Tracy Feldman

Tracy Feldman

As Earth’s climate warms, species are expected to shift their geographical ranges away from the equator or to higher elevations.

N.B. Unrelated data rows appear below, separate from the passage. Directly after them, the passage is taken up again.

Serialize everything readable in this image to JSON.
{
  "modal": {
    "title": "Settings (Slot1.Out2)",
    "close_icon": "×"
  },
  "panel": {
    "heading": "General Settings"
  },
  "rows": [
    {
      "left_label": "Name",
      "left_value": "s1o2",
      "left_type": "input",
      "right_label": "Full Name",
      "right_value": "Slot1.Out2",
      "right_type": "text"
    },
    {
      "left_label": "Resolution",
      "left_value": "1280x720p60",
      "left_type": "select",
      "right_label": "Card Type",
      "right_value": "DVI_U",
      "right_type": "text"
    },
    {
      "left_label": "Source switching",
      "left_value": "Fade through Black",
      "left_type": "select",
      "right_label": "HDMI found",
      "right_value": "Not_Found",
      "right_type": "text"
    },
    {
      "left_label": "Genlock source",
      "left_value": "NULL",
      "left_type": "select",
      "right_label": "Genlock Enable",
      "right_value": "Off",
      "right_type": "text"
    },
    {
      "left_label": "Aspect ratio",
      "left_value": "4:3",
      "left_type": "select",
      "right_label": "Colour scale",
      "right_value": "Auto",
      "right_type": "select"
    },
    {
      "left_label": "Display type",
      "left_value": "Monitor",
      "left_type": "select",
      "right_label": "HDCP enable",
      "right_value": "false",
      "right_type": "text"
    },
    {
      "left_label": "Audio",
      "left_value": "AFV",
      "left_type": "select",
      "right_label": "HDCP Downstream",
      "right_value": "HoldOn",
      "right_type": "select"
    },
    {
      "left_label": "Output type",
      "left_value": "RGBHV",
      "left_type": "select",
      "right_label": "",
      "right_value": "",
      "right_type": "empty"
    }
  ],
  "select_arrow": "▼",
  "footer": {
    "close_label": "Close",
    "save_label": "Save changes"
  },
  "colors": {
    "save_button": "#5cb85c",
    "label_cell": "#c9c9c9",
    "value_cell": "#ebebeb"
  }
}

While scientists have documented such shifts for many plants and animals, the ranges of others seem stable.When species respond in different ways to the same amount of warming, it becomes more difficult for ecologists to predict future biological effects of climate change–and to plan for these effects.

In a study published this week in the journal Nature, University of Wyoming ecologist Daniel Doak and Duke University ecologist William Morris report on a long-term study of arctic and alpine plants.The results show why some species may be slow to shift their geographic ranges in the face of climate change, and why we might expect to see sudden shifts as warming continues.

“This study illustrates the critical need for long-term research to address our most pressing ecological challenges,” says Saran Twombly, program director in the National Science Foundation (NSF)’s Division of Environmental Biology, which funded the research.”Without the temporal and spatial scales employed here, we have little hope of understanding the complex ways in which organisms will respond to climate change.”

The plant species targeted by Morris and Doak range from populations in the high mountains of Colorado and New Mexico to species growing along the arctic coastline in far northern Alaska.These regions include habitats that have undergone substantial climate change, leading to the expectation, says Doak, that–especially at the southern edge of their range–populations of the plants should be collapsing.However, after studying the growth and survival of tens of thousands of individual plants over six years, the researchers show a more complex pattern of responses.